CAIRO (Reuters) – South Yemeni separatists have suspended their participation in consultations on a power-sharing agreement for the south, known as the “Riyadh agreement,” he said in a statement from the Southern Transitional Council (STC) on Tuesday. While these steps to implement the Riyadh agreement are remarkable progress, it is not yet certain whether they will help bridge the long-term gaps between the two sides or deter parties on both sides from undermining the agreement. A more transparent debate on the militarization of the South and the responsibility for its protection, as well as a rigorous dialogue process that would take place at the local level, far from the agendas of political parties and regional ambitions, are necessary for the Riyadh agreement to make a real lasting difference and prevent the fragmentation of the country. He believes that “the implementation of the Riyadh agreement has become an inevitable necessity for both sides, and the remaining time for its implementation, in accordance with the mechanism announced on July 29, will reveal the seriousness of the STC in implementing the security and military part of the agreement.” Muwadea added: “The agreement limits President Hadi`s powers, as any appointment decisions he makes would require Saudi Arabia`s approval.” The STC delegation has officially informed Saudi Arabia of its intention to leave Riyadh and accuses the Yemeni government of obstructing the implementation of the agreement and delaying the formation of a new government, the Aden24 website reported. Al Jazeera discusses some of the key features of the agreement below. When the initial agreement was signed in November, observers feared that its vague language would complicate implementation, and these fears were quickly identified. The process stopped at the end of 2019 and until 2020, the TCT reportedly withdrew from the implementation committees in January. Subsequently, the Hadi government banned a delegation of STC officials from returning to Aden in March, and the STC followed suit by blocking the return of Hadi`s prime minister, Maeen Abdulmalik Saeed. Opponents of the STC often reduce the group to a mere alternate from the UAE, which continues to fund and support some of its political operations, but this does not refer to the popular support the STC has in its communities. The Hadi government and loyalist supporters continue to ignore protests in the southern region to support the STC and overplay those who support Hadi. Much of this propaganda undermines the prospects for a genuine implementation of an agreement. Moreover, the updating of the STC does not bode well for Yemen, as it deepens political marginalization.

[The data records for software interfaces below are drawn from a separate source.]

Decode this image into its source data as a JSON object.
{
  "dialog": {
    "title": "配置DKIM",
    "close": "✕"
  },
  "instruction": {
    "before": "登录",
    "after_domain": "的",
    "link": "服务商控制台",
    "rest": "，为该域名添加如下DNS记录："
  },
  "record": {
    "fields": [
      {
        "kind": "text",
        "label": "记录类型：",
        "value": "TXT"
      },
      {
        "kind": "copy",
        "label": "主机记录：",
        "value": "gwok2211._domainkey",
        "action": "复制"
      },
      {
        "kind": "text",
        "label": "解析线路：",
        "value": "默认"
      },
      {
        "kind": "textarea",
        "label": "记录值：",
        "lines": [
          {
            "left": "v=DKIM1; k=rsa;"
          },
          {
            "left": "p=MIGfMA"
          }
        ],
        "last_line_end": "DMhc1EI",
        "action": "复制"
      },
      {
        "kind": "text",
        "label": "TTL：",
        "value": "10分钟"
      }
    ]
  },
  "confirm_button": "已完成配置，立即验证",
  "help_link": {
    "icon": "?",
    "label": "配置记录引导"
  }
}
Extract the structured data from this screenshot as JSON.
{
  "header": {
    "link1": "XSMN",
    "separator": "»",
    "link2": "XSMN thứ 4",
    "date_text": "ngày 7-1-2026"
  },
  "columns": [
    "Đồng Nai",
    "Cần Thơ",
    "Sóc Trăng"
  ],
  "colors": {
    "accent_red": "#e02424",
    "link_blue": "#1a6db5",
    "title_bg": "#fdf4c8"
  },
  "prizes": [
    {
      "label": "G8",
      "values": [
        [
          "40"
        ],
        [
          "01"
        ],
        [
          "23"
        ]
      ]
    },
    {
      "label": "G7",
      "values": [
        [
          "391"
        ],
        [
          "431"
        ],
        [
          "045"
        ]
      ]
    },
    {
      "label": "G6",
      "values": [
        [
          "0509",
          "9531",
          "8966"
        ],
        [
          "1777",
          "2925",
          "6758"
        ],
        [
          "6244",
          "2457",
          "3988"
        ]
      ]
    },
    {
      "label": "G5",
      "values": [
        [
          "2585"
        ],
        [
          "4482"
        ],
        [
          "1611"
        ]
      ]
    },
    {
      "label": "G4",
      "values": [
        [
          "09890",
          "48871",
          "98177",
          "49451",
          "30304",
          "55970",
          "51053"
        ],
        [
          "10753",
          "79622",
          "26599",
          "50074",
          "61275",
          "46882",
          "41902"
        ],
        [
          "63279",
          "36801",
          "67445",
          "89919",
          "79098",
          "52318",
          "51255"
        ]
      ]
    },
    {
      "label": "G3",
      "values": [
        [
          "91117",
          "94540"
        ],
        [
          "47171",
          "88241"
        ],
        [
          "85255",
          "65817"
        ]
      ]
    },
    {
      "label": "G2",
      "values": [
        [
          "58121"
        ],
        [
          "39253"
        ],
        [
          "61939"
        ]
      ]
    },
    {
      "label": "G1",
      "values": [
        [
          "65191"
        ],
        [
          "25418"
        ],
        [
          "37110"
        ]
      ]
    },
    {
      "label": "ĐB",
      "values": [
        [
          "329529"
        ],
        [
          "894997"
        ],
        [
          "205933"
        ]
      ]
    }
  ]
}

In addition, the Hadi government cannot demand the demilitarization of the armed forces allied to stC, as it is not able to protect the South from Houthi military attacks. . . .